◆ How to complete this task
Return the full set of entries below exactly, leaving every image out.

◆ Data extracts

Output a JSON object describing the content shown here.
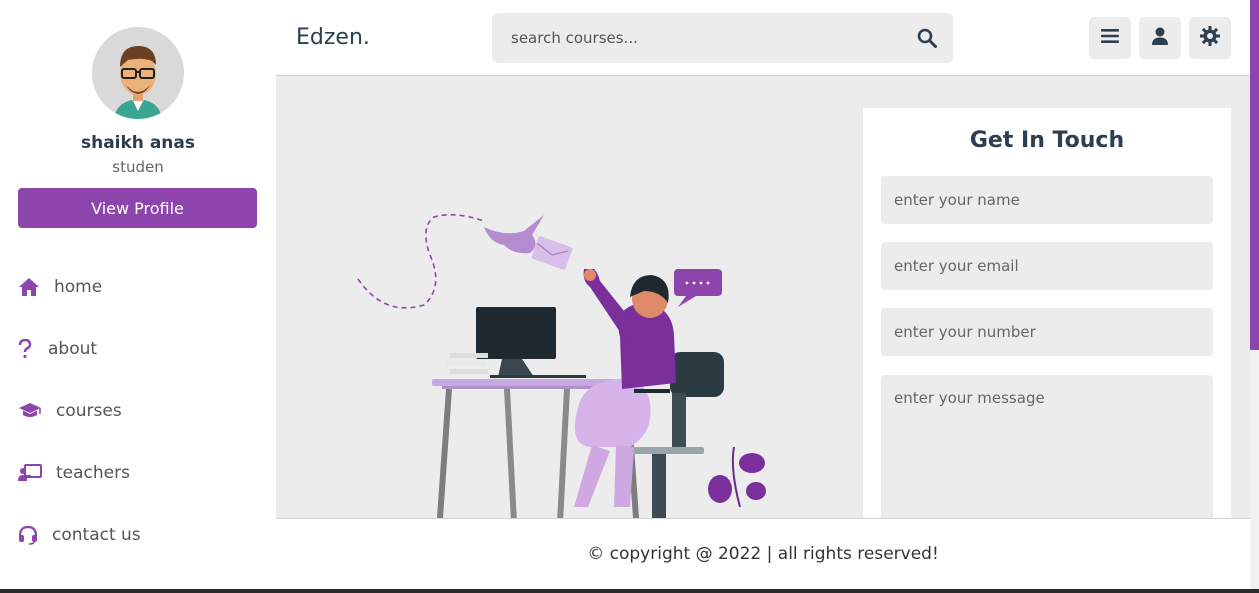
{
  "app": {
    "logo": "Edzen."
  },
  "search": {
    "placeholder": "search courses..."
  },
  "header": {
    "icons": [
      "menu-icon",
      "user-icon",
      "gear-icon"
    ]
  },
  "profile": {
    "name": "shaikh anas",
    "role": "studen",
    "button_label": "View Profile"
  },
  "sidebar": {
    "items": [
      {
        "label": "home",
        "icon": "home-icon"
      },
      {
        "label": "about",
        "icon": "question-icon"
      },
      {
        "label": "courses",
        "icon": "graduation-cap-icon"
      },
      {
        "label": "teachers",
        "icon": "chalkboard-teacher-icon"
      },
      {
        "label": "contact us",
        "icon": "headset-icon"
      }
    ]
  },
  "contact": {
    "title": "Get In Touch",
    "name_placeholder": "enter your name",
    "email_placeholder": "enter your email",
    "number_placeholder": "enter your number",
    "message_placeholder": "enter your message"
  },
  "footer": {
    "text": "© copyright @ 2022 | all rights reserved!"
  },
  "colors": {
    "accent": "#8e44ad",
    "background": "#ececec",
    "text": "#2c3e50"
  }
}
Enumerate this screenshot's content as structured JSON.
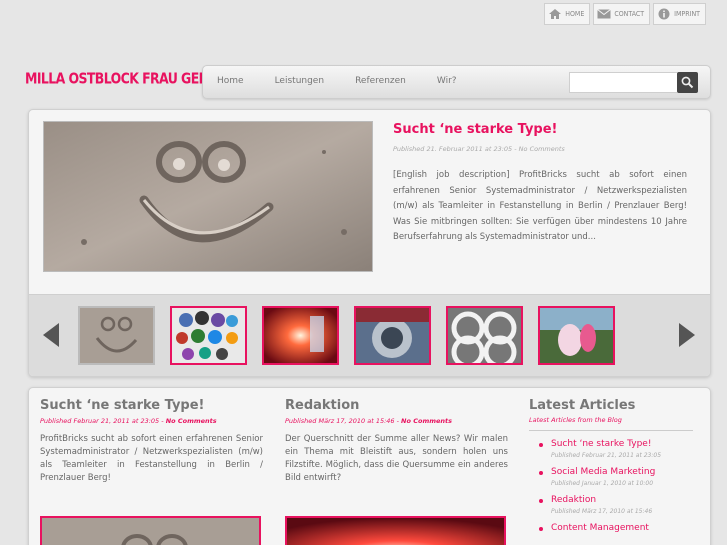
{
  "toplinks": [
    {
      "label": "Home",
      "icon": "home-icon"
    },
    {
      "label": "Contact",
      "icon": "mail-icon"
    },
    {
      "label": "Imprint",
      "icon": "info-icon"
    }
  ],
  "logo": "MILLA OSTBLOCK FRAU GEDNKA",
  "nav": [
    "Home",
    "Leistungen",
    "Referenzen",
    "Wir?"
  ],
  "search": {
    "placeholder": "",
    "icon": "search-icon"
  },
  "feature": {
    "title": "Sucht ‘ne starke Type!",
    "meta": "Published 21. Februar 2011 at 23:05 - No Comments",
    "text": "[English job description] ProfitBricks sucht ab sofort einen erfahrenen Senior Systemadministrator / Netzwerkspezialisten (m/w) als Teamleiter in Festanstellung in Berlin / Prenzlauer Berg! Was Sie mitbringen sollten: Sie verfügen über mindestens 10 Jahre Berufserfahrung als Systemadministrator und..."
  },
  "thumbs": [
    "sand-smiley",
    "buttons",
    "red-lights",
    "car-chrome",
    "abstract-rings",
    "dancers"
  ],
  "posts": [
    {
      "title": "Sucht ‘ne starke Type!",
      "meta_date": "Published Februar 21, 2011 at 23:05",
      "meta_comments": "No Comments",
      "text": "ProfitBricks sucht ab sofort einen erfahrenen Senior Systemadministrator / Netzwerkspezialisten (m/w) als Teamleiter in Festanstellung in Berlin / Prenzlauer Berg!"
    },
    {
      "title": "Redaktion",
      "meta_date": "Published März 17, 2010 at 15:46",
      "meta_comments": "No Comments",
      "text": "Der Querschnitt der Summe aller News? Wir malen ein Thema mit Bleistift aus, sondern holen uns Filzstifte. Möglich, dass die Quersumme ein anderes Bild entwirft?"
    }
  ],
  "latest": {
    "title": "Latest Articles",
    "subtitle": "Latest Articles from the Blog",
    "items": [
      {
        "title": "Sucht ‘ne starke Type!",
        "meta": "Published Februar 21, 2011 at 23:05"
      },
      {
        "title": "Social Media Marketing",
        "meta": "Published Januar 1, 2010 at 10:00"
      },
      {
        "title": "Redaktion",
        "meta": "Published März 17, 2010 at 15:46"
      },
      {
        "title": "Content Management",
        "meta": ""
      }
    ]
  },
  "colors": {
    "accent": "#e8125f",
    "background": "#e6e6e6",
    "panel": "#f5f5f5"
  }
}
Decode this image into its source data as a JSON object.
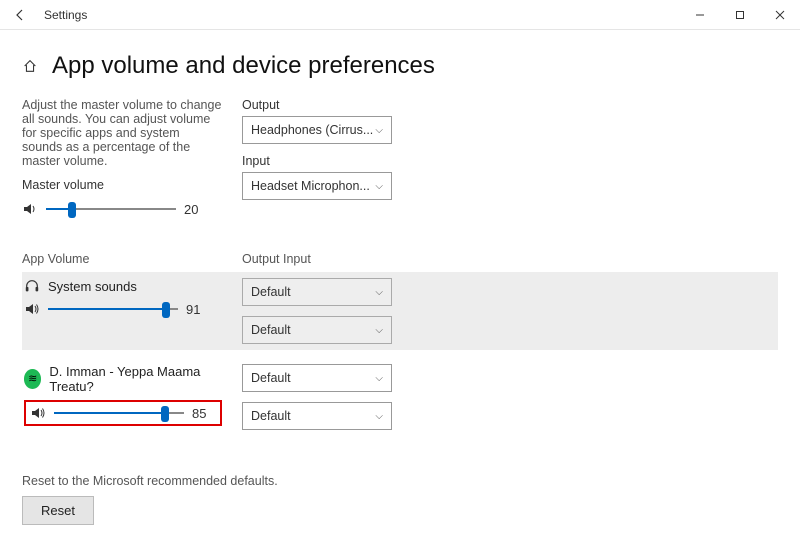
{
  "window": {
    "title": "Settings"
  },
  "page": {
    "heading": "App volume and device preferences",
    "intro": "Adjust the master volume to change all sounds. You can adjust volume for specific apps and system sounds as a percentage of the master volume.",
    "master_label": "Master volume",
    "master_value": "20",
    "output_label": "Output",
    "output_value": "Headphones (Cirrus...",
    "input_label": "Input",
    "input_value": "Headset Microphon...",
    "col1_label": "App Volume",
    "col2_label": "Output Input",
    "apps": [
      {
        "name": "System sounds",
        "volume": "91",
        "output": "Default",
        "input": "Default"
      },
      {
        "name": "D. Imman - Yeppa Maama Treatu?",
        "volume": "85",
        "output": "Default",
        "input": "Default"
      }
    ],
    "reset_text": "Reset to the Microsoft recommended defaults.",
    "reset_button": "Reset"
  }
}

◆ Result below
Output a JSON object describing the content shown here.
{
  "app": {
    "logo": "Edzen."
  },
  "search": {
    "placeholder": "search courses..."
  },
  "header": {
    "icons": [
      "menu-icon",
      "user-icon",
      "gear-icon"
    ]
  },
  "profile": {
    "name": "shaikh anas",
    "role": "studen",
    "button_label": "View Profile"
  },
  "sidebar": {
    "items": [
      {
        "label": "home",
        "icon": "home-icon"
      },
      {
        "label": "about",
        "icon": "question-icon"
      },
      {
        "label": "courses",
        "icon": "graduation-cap-icon"
      },
      {
        "label": "teachers",
        "icon": "chalkboard-teacher-icon"
      },
      {
        "label": "contact us",
        "icon": "headset-icon"
      }
    ]
  },
  "contact": {
    "title": "Get In Touch",
    "name_placeholder": "enter your name",
    "email_placeholder": "enter your email",
    "number_placeholder": "enter your number",
    "message_placeholder": "enter your message"
  },
  "footer": {
    "text": "© copyright @ 2022 | all rights reserved!"
  },
  "colors": {
    "accent": "#8e44ad",
    "background": "#ececec",
    "text": "#2c3e50"
  }
}
Enumerate this screenshot's content as structured JSON.
{
  "toplinks": [
    {
      "label": "Home",
      "icon": "home-icon"
    },
    {
      "label": "Contact",
      "icon": "mail-icon"
    },
    {
      "label": "Imprint",
      "icon": "info-icon"
    }
  ],
  "logo": "MILLA OSTBLOCK FRAU GEDNKA",
  "nav": [
    "Home",
    "Leistungen",
    "Referenzen",
    "Wir?"
  ],
  "search": {
    "placeholder": "",
    "icon": "search-icon"
  },
  "feature": {
    "title": "Sucht ‘ne starke Type!",
    "meta": "Published 21. Februar 2011 at 23:05 - No Comments",
    "text": "[English job description] ProfitBricks sucht ab sofort einen erfahrenen Senior Systemadministrator / Netzwerkspezialisten (m/w) als Teamleiter in Festanstellung in Berlin / Prenzlauer Berg! Was Sie mitbringen sollten: Sie verfügen über mindestens 10 Jahre Berufserfahrung als Systemadministrator und..."
  },
  "thumbs": [
    "sand-smiley",
    "buttons",
    "red-lights",
    "car-chrome",
    "abstract-rings",
    "dancers"
  ],
  "posts": [
    {
      "title": "Sucht ‘ne starke Type!",
      "meta_date": "Published Februar 21, 2011 at 23:05",
      "meta_comments": "No Comments",
      "text": "ProfitBricks sucht ab sofort einen erfahrenen Senior Systemadministrator / Netzwerkspezialisten (m/w) als Teamleiter in Festanstellung in Berlin / Prenzlauer Berg!"
    },
    {
      "title": "Redaktion",
      "meta_date": "Published März 17, 2010 at 15:46",
      "meta_comments": "No Comments",
      "text": "Der Querschnitt der Summe aller News? Wir malen ein Thema mit Bleistift aus, sondern holen uns Filzstifte. Möglich, dass die Quersumme ein anderes Bild entwirft?"
    }
  ],
  "latest": {
    "title": "Latest Articles",
    "subtitle": "Latest Articles from the Blog",
    "items": [
      {
        "title": "Sucht ‘ne starke Type!",
        "meta": "Published Februar 21, 2011 at 23:05"
      },
      {
        "title": "Social Media Marketing",
        "meta": "Published Januar 1, 2010 at 10:00"
      },
      {
        "title": "Redaktion",
        "meta": "Published März 17, 2010 at 15:46"
      },
      {
        "title": "Content Management",
        "meta": ""
      }
    ]
  },
  "colors": {
    "accent": "#e8125f",
    "background": "#e6e6e6",
    "panel": "#f5f5f5"
  }
}
Decode this image into its source data as a JSON object.
{
  "window": {
    "title": "Settings"
  },
  "page": {
    "heading": "App volume and device preferences",
    "intro": "Adjust the master volume to change all sounds. You can adjust volume for specific apps and system sounds as a percentage of the master volume.",
    "master_label": "Master volume",
    "master_value": "20",
    "output_label": "Output",
    "output_value": "Headphones (Cirrus...",
    "input_label": "Input",
    "input_value": "Headset Microphon...",
    "col1_label": "App Volume",
    "col2_label": "Output Input",
    "apps": [
      {
        "name": "System sounds",
        "volume": "91",
        "output": "Default",
        "input": "Default"
      },
      {
        "name": "D. Imman - Yeppa Maama Treatu?",
        "volume": "85",
        "output": "Default",
        "input": "Default"
      }
    ],
    "reset_text": "Reset to the Microsoft recommended defaults.",
    "reset_button": "Reset"
  }
}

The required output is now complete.